WHAT YOU HAVE TO DO | From the first line to the last, return the material exactly.

RECORDS TO USE |

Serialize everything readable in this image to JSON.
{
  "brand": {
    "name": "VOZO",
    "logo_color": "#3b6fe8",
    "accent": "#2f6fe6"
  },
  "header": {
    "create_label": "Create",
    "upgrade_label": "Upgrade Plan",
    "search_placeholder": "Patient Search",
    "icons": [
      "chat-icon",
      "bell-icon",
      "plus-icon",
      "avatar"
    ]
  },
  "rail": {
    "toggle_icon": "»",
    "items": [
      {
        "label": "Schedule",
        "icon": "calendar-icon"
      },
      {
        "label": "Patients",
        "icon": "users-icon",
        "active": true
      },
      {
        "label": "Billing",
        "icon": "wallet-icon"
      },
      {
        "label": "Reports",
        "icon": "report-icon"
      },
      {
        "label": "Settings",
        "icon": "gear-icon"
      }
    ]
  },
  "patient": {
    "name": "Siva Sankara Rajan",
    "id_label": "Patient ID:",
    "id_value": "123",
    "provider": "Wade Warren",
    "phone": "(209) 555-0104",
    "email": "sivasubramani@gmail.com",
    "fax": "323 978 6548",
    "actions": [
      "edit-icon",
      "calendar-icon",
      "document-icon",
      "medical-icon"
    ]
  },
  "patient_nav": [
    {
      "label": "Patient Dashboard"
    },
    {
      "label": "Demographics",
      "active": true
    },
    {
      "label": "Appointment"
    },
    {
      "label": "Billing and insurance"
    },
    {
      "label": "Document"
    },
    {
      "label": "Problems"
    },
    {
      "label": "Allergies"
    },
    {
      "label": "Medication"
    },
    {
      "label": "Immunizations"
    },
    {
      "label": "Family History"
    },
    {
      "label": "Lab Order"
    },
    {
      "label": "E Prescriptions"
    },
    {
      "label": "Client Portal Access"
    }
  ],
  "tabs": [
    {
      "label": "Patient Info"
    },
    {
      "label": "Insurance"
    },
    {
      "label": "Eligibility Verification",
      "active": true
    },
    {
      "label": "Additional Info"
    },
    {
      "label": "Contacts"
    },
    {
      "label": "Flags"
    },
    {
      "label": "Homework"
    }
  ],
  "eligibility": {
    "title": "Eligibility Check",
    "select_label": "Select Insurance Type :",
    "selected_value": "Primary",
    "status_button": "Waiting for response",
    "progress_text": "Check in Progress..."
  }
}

OUTPUT OF THE TASK |
Serialize everything readable in this image to JSON.
{
  "brand": {
    "name": "VOZO",
    "logo_color": "#3b6fe8",
    "accent": "#2f6fe6"
  },
  "header": {
    "create_label": "Create",
    "upgrade_label": "Upgrade Plan",
    "search_placeholder": "Patient Search",
    "icons": [
      "chat-icon",
      "bell-icon",
      "plus-icon",
      "avatar"
    ]
  },
  "rail": {
    "toggle_icon": "»",
    "items": [
      {
        "label": "Schedule",
        "icon": "calendar-icon"
      },
      {
        "label": "Patients",
        "icon": "users-icon",
        "active": true
      },
      {
        "label": "Billing",
        "icon": "wallet-icon"
      },
      {
        "label": "Reports",
        "icon": "report-icon"
      },
      {
        "label": "Settings",
        "icon": "gear-icon"
      }
    ]
  },
  "patient": {
    "name": "Siva Sankara Rajan",
    "id_label": "Patient ID:",
    "id_value": "123",
    "provider": "Wade Warren",
    "phone": "(209) 555-0104",
    "email": "sivasubramani@gmail.com",
    "fax": "323 978 6548",
    "actions": [
      "edit-icon",
      "calendar-icon",
      "document-icon",
      "medical-icon"
    ]
  },
  "patient_nav": [
    {
      "label": "Patient Dashboard"
    },
    {
      "label": "Demographics",
      "active": true
    },
    {
      "label": "Appointment"
    },
    {
      "label": "Billing and insurance"
    },
    {
      "label": "Document"
    },
    {
      "label": "Problems"
    },
    {
      "label": "Allergies"
    },
    {
      "label": "Medication"
    },
    {
      "label": "Immunizations"
    },
    {
      "label": "Family History"
    },
    {
      "label": "Lab Order"
    },
    {
      "label": "E Prescriptions"
    },
    {
      "label": "Client Portal Access"
    }
  ],
  "tabs": [
    {
      "label": "Patient Info"
    },
    {
      "label": "Insurance"
    },
    {
      "label": "Eligibility Verification",
      "active": true
    },
    {
      "label": "Additional Info"
    },
    {
      "label": "Contacts"
    },
    {
      "label": "Flags"
    },
    {
      "label": "Homework"
    }
  ],
  "eligibility": {
    "title": "Eligibility Check",
    "select_label": "Select Insurance Type :",
    "selected_value": "Primary",
    "status_button": "Waiting for response",
    "progress_text": "Check in Progress..."
  }
}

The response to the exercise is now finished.